Charlotte Hornets: Four Key Decisions that Changed the Course of the Franchise

Charlotte Hornets Cody Zeller. Photo by Michael Reaves/Getty Images)
Charlotte Hornets Cody Zeller. Photo by Michael Reaves/Getty Images) /
2 of 5
Charlotte Hornets
Charlotte Hornets Kobe Bryant. (Photo by Steve Freeman/NBAE via Getty Images) /

Trading Kobe Bryant

This situation has been talked about ad nauseam. It has even been broken down in publications that have discussed the biggest ‘what ifs’ in league history. Undoubtedly, Hornets nation is over and done with discussing this trade on a surface level.

It has been said many times before that the Lower Merion High School product staying would’ve completely rewritten the franchise’s history. Adding Bryant to a team that won 54 games may have put them over the top. While these outcomes have all been postulated before, perhaps it deserves a deeper dive.

To the untrained eye, it’s reasonable to assume that this was the Hornets’ blunder through and through. After all, Charlotte did keep Bryant for 15 days after the draft. However, an argument can be made for why he was never destined to be a Hornet.

More from Swarm and Sting

Most evidently, Hornets head scout at the time, Bill Branch has said that Bryant was never heading to Charlotte. In fact, he even went as far as to say that the ultimate trade was agreed to in principle before the draft, and Jerry West was actually the one who told Charlotte to make the pick.

A Vlade Divac protest of the trade is the only reason why it wasn’t done sooner, according to this account. Treating this story as gospel, Dave Cowens and company shouldn’t be blamed for dealing away a top 15 player of all-time.

There is also a multitude of evidence that suggests the 17-year-old was quite particular about which team drafted him. The all-mighty, West run Lakers truly forced Bryant to Los Angeles, affecting several teams throughout the pre-draft process.

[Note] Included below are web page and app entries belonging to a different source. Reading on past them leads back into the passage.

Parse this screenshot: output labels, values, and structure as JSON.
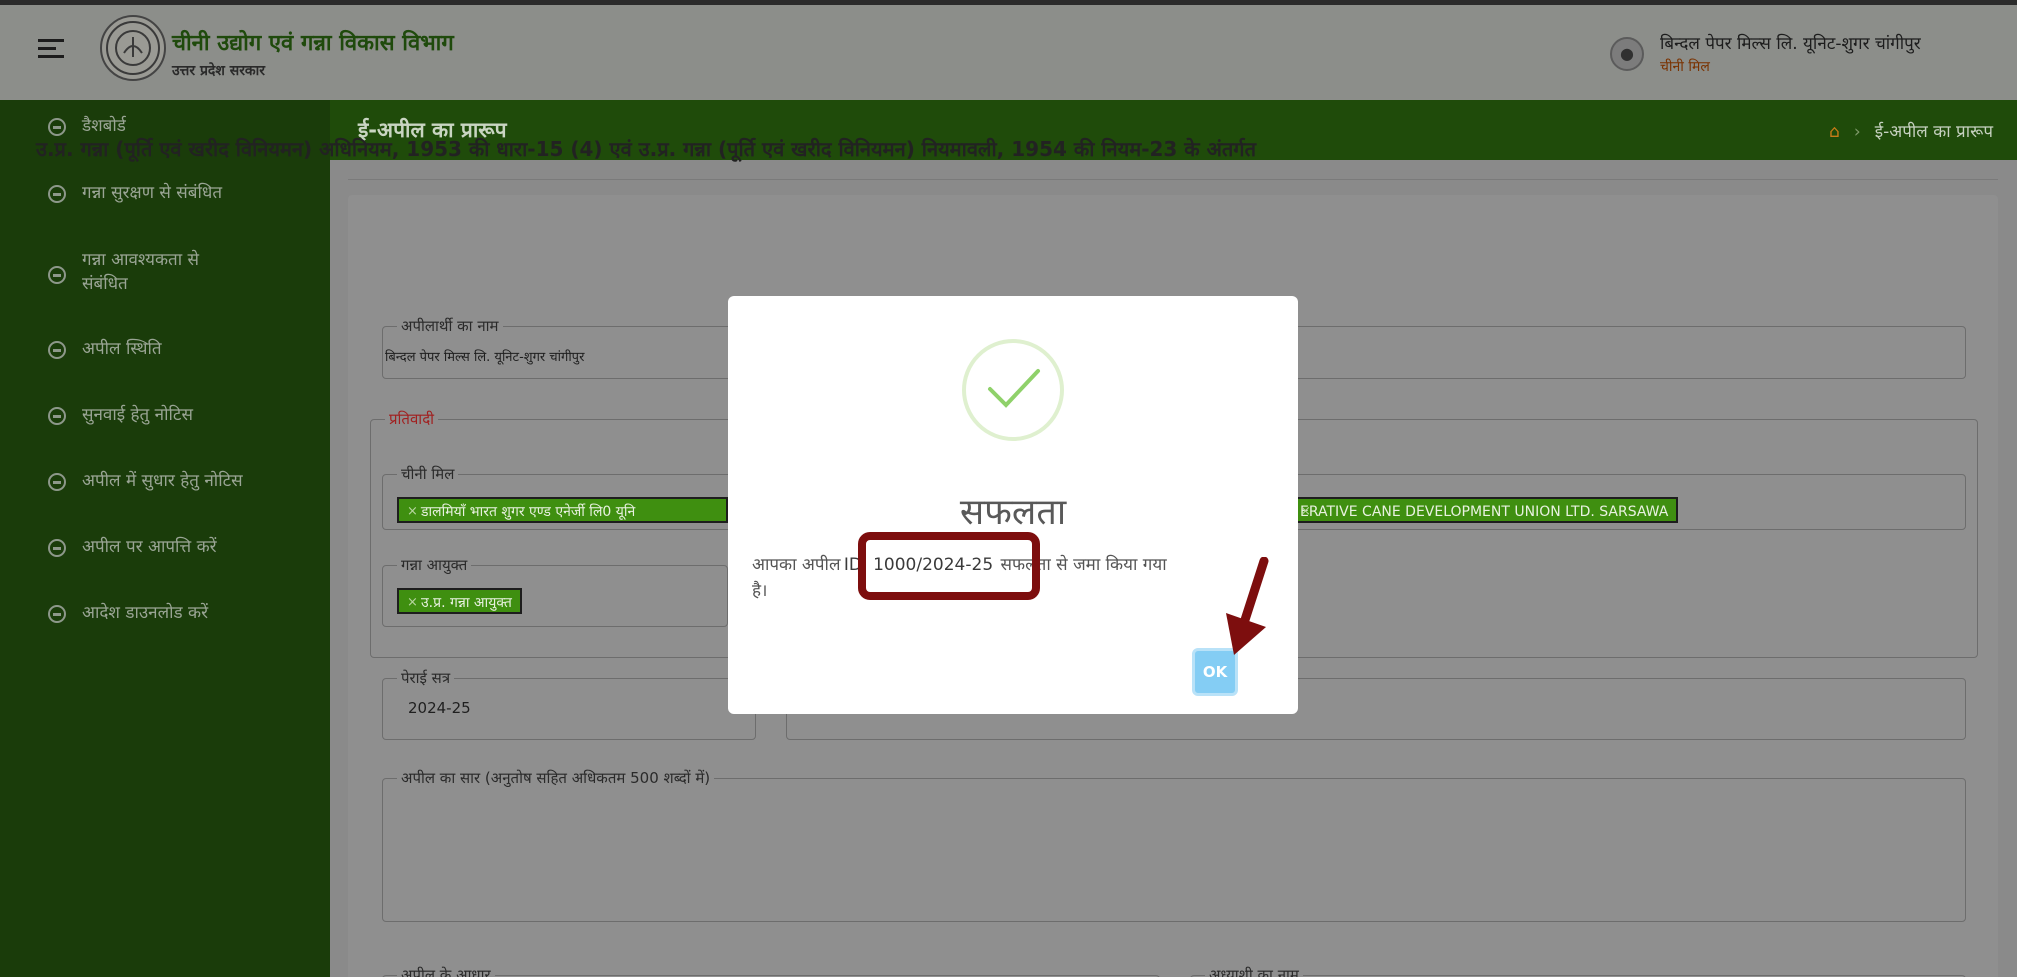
{
  "header": {
    "brand_title": "चीनी उद्योग एवं गन्ना विकास विभाग",
    "brand_subtitle": "उत्तर प्रदेश सरकार",
    "user_name": "बिन्दल पेपर मिल्स लि. यूनिट-शुगर चांगीपुर",
    "user_role": "चीनी मिल"
  },
  "sidebar": {
    "items": [
      {
        "label": "डैशबोर्ड"
      },
      {
        "label": "गन्ना सुरक्षण से संबंधित"
      },
      {
        "label": "गन्ना आवश्यकता से"
      },
      {
        "label": "अपील स्थिति"
      },
      {
        "label": "सुनवाई हेतु नोटिस"
      },
      {
        "label": "अपील में सुधार हेतु नोटिस"
      },
      {
        "label": "अपील पर आपत्ति करें"
      },
      {
        "label": "आदेश डाउनलोड करें"
      }
    ],
    "item3_line2": "संबंधित"
  },
  "pagebar": {
    "title": "ई-अपील का प्रारूप",
    "breadcrumb_current": "ई-अपील का प्रारूप"
  },
  "form": {
    "heading": "उ.प्र. गन्ना (पूर्ति एवं खरीद विनियमन) अधिनियम, 1953 की धारा-15 (4) एवं उ.प्र. गन्ना (पूर्ति एवं खरीद विनियमन) नियमावली, 1954 की नियम-23 के अंतर्गत",
    "appellant_label": "अपीलार्थी का नाम",
    "appellant_value": "बिन्दल पेपर मिल्स लि. यूनिट-शुगर चांगीपुर",
    "respondent_legend": "प्रतिवादी",
    "sugar_mill_label": "चीनी मिल",
    "sugar_mill_tag": "डालमियाँ भारत शुगर एण्ड एनेर्जी लि0 यूनि",
    "union_tag": "ERATIVE CANE DEVELOPMENT UNION LTD. SARSAWA",
    "commissioner_label": "गन्ना आयुक्त",
    "commissioner_tag": "उ.प्र. गन्ना आयुक्त",
    "season_label": "पेराई सत्र",
    "season_value": "2024-25",
    "summary_label": "अपील का सार (अनुतोष सहित अधिकतम 500 शब्दों में)",
    "grounds_label": "अपील के आधार",
    "applicant_label": "अध्याशी का नाम"
  },
  "modal": {
    "title": "सफलता",
    "message_pre": "आपका अपील",
    "message_id": "ID: 1000/2024-25",
    "message_post": "सफलता से जमा किया गया",
    "message_line2": "है।",
    "ok_label": "OK"
  },
  "colors": {
    "sidebar_bg": "#1a3c0a",
    "pagebar_bg": "#1f4b0a",
    "tag_green": "#3f8f10",
    "ok_button": "#84cdf4",
    "highlight": "#7d0e0e"
  }
}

The New Jersey Nets, in particular, are often cited as another loser in the Black Mamba’s power play. The Nets and new head coach John Calipari were ready to take the guard with the eighth pick in the 1996 draft.

However, with a rumored trade his preferred team already on the table, all Bryant’s camp had to do was convince the Nets that he did not wish to play in New Jersey. A threat to forego the draft and play overseas later, Bryant found himself in Los Angeles, spurning two teams along the way.

While trading a first-ballot ‘Hall of Famer’ is certainly an applicable ‘what if,’ stories would indicate that the situation was out of Charlotte’s hands. If the team was never going to get Bryant, there are undoubtedly worse plan B’s then receiving a starting center who would produce consistently.